# The task
Extract all lines from the data beneath that include the word "title".

[Task inputs — start]

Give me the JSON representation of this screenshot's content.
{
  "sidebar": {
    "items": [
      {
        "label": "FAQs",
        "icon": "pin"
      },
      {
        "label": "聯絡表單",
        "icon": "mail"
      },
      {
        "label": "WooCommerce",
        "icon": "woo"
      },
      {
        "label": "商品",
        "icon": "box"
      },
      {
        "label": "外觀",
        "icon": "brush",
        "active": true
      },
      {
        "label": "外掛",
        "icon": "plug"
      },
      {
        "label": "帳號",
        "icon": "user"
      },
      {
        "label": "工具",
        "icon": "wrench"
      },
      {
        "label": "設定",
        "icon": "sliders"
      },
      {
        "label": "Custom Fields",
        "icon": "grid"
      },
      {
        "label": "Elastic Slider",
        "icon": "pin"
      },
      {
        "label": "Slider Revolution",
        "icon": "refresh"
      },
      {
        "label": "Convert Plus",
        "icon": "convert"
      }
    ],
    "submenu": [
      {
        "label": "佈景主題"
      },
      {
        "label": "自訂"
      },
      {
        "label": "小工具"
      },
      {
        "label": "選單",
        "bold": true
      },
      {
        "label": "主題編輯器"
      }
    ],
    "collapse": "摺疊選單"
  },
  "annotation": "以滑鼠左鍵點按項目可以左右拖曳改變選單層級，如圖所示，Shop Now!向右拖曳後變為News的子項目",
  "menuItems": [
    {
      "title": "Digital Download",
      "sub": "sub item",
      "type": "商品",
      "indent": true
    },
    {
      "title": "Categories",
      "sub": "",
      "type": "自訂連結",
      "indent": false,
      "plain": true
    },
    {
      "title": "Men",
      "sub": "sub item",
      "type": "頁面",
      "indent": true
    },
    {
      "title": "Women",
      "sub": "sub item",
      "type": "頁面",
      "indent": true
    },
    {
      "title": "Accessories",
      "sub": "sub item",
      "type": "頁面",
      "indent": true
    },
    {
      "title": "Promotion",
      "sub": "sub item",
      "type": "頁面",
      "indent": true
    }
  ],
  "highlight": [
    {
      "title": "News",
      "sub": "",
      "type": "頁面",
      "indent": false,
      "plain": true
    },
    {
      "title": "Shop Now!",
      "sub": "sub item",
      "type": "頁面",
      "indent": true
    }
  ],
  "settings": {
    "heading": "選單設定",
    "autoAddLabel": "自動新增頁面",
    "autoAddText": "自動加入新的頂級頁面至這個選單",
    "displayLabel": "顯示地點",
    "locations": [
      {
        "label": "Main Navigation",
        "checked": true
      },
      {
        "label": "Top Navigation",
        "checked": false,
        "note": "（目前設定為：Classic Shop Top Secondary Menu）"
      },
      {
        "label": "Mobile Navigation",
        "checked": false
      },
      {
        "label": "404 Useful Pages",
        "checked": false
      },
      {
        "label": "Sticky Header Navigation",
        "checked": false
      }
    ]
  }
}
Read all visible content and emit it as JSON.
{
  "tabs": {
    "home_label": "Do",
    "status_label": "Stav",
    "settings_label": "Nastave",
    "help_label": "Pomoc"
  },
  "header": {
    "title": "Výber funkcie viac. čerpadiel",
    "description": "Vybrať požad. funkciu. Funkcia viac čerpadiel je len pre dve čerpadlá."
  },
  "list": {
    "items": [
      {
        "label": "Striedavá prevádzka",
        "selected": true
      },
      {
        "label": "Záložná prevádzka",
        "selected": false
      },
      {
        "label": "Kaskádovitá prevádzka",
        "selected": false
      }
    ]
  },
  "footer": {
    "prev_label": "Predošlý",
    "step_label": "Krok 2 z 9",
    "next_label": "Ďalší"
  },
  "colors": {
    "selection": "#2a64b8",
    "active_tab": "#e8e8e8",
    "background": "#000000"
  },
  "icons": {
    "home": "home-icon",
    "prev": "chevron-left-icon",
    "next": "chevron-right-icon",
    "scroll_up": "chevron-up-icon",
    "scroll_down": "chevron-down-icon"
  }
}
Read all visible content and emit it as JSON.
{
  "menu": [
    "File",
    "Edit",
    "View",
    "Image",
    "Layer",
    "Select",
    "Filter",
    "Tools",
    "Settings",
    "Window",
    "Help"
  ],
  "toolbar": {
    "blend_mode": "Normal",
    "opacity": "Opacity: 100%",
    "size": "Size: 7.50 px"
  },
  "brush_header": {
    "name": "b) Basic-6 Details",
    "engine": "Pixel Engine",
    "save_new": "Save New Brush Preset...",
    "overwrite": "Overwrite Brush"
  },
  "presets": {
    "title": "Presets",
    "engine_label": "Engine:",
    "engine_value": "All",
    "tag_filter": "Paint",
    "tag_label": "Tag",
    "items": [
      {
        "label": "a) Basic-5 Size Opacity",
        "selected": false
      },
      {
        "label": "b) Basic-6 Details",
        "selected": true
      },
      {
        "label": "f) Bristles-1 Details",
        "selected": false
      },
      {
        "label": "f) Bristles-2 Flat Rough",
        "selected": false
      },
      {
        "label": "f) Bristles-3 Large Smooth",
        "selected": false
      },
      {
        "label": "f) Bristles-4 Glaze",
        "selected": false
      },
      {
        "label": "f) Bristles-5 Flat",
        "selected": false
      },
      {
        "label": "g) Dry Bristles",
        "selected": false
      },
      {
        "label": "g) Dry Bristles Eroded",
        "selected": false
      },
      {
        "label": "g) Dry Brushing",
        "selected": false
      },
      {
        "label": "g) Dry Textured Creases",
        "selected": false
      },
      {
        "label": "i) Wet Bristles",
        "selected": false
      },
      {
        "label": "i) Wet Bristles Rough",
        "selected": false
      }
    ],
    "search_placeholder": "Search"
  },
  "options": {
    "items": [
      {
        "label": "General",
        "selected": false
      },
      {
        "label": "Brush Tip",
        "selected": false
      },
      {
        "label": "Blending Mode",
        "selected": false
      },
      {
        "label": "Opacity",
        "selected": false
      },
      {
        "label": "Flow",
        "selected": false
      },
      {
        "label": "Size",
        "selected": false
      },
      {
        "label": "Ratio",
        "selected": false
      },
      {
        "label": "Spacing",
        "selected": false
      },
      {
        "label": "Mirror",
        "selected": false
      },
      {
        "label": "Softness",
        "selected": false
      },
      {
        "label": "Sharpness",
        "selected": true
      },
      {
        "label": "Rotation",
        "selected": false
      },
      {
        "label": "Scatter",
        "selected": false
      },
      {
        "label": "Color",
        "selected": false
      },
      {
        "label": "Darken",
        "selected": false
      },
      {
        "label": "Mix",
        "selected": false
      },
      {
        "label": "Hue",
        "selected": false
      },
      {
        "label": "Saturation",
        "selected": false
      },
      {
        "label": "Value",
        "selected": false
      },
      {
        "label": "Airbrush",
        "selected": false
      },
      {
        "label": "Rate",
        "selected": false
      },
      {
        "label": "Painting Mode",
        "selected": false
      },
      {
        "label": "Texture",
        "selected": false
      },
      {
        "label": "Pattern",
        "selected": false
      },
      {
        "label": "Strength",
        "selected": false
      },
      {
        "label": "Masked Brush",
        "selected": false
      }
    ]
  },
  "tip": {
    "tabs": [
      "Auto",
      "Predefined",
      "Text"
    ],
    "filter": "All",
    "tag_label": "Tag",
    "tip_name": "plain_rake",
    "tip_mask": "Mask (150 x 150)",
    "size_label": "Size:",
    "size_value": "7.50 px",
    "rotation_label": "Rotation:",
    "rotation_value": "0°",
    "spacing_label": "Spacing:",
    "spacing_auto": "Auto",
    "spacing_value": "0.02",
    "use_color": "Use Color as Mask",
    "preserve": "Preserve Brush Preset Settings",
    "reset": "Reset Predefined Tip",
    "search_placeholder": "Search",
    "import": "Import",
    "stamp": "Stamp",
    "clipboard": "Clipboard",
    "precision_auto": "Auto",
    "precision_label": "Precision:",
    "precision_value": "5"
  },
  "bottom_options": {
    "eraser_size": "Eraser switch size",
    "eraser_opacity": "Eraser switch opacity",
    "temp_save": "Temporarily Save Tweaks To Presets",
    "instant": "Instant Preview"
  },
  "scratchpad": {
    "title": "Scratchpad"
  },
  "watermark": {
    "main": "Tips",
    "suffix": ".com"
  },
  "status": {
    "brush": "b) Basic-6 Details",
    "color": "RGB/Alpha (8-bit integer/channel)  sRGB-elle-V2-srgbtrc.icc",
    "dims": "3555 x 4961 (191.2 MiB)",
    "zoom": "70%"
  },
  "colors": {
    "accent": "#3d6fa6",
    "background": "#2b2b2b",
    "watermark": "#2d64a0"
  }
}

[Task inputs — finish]

# Written response
      "title": "Digital Download",
      "title": "Categories",
      "title": "Men",
      "title": "Women",
      "title": "Accessories",
      "title": "Promotion",
      "title": "News",
      "title": "Shop Now!",
    "title": "Výber funkcie viac. čerpadiel",
    "title": "Presets",
    "title": "Scratchpad"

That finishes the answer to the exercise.